A joint delegation of the Economic Community of West African States (ECOWAS), the West African Economic and Monetary Union (WAEMU), the Inter-State Committee to Combat Drought in the Sahel (CILSS), and CORAF have met with officials of Cape Verde to agree on a plan to develop its seed sector further.
At a recent three-day visit, the officials of the four regional organizations and those of Cape Verde agreed to work together to ensure Cape Verde complies with the harmonized regional seed regulation.
Seventeen West African countries, including Mauritania and Chad, have signed up for the regional policy. However, while most of them have made commendable strides to implementing the policy, few countries, including Cape Verde, have not satisfactorily implemented the policy.
“This mission allowed Cape Verde to have a seed sector development plan. If properly implemented, it will allow them to catch up with other countries, and as a result, see a boost in their agricultural sector,” said Dr. Yacouba Diallo, a seed expert with CORAF who was part of the delegation.
The Harmonized Regional Seed and Seedling Regulation is one of the measures to level the playing field for cross-border trade in seeds across the seventeen member countries of the ECOWAS-WAEMU-CILSS region.
During the working visit, the ECOWAS-UEMOA-CILSS-CORAF delegation met with several actors of the agriculture system of Cape Verde – top among which was the General Secretary of Agrarian Economy.

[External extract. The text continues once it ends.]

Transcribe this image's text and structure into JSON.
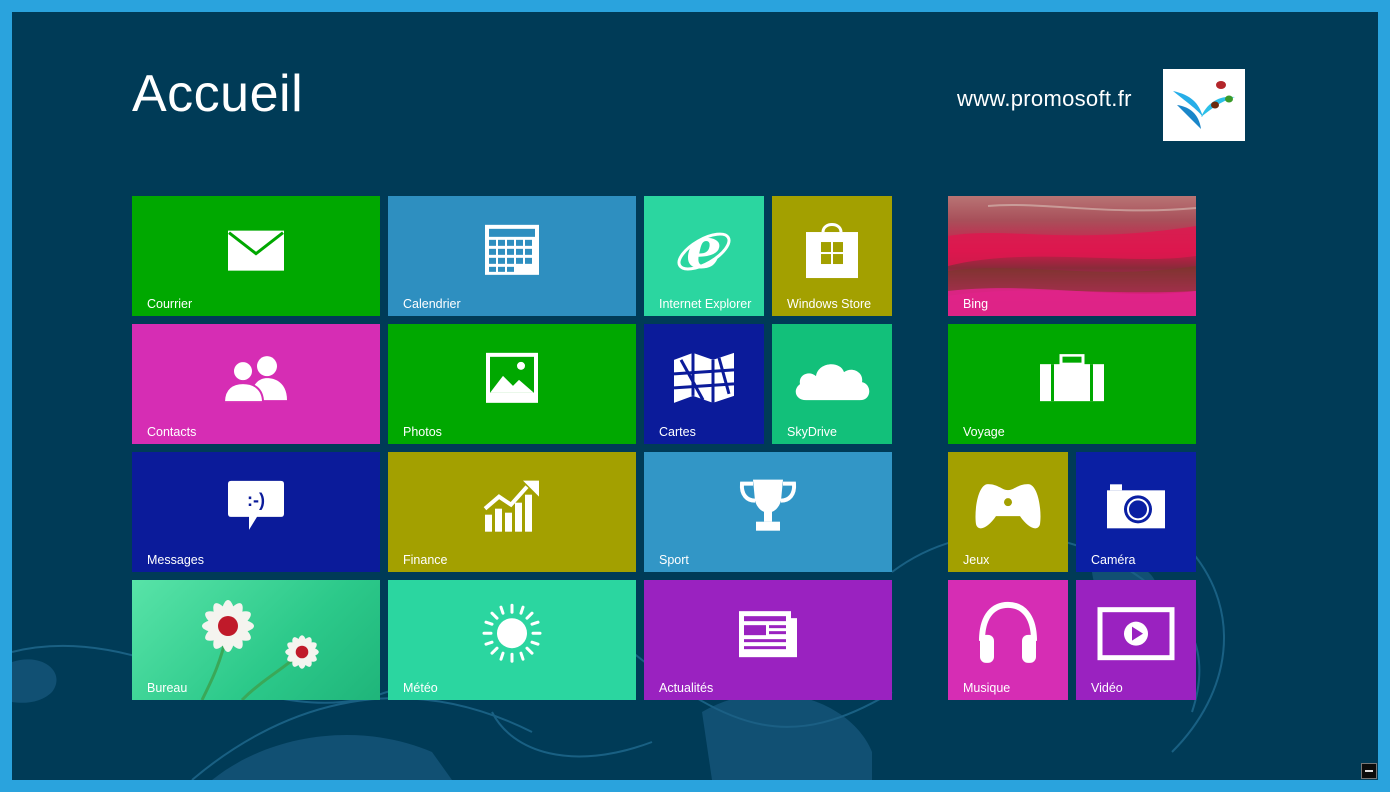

“The roadmap developed in collaboration with all stakeholders, especially the private sector, will serve as a strategic direction for Cape Verde and help it to have a strong and resilient seed industry,” says Dr. Hippolyte Affognon, Coordinator of the Partnership for Agricultural Research, Education, and Development in West Africa (PAIRED) program.
A similar mission also traveled to Guinea-Bissau and would later visit Chad with the overarching objective to support these countries to improve their compliance with the harmonized seed regulation.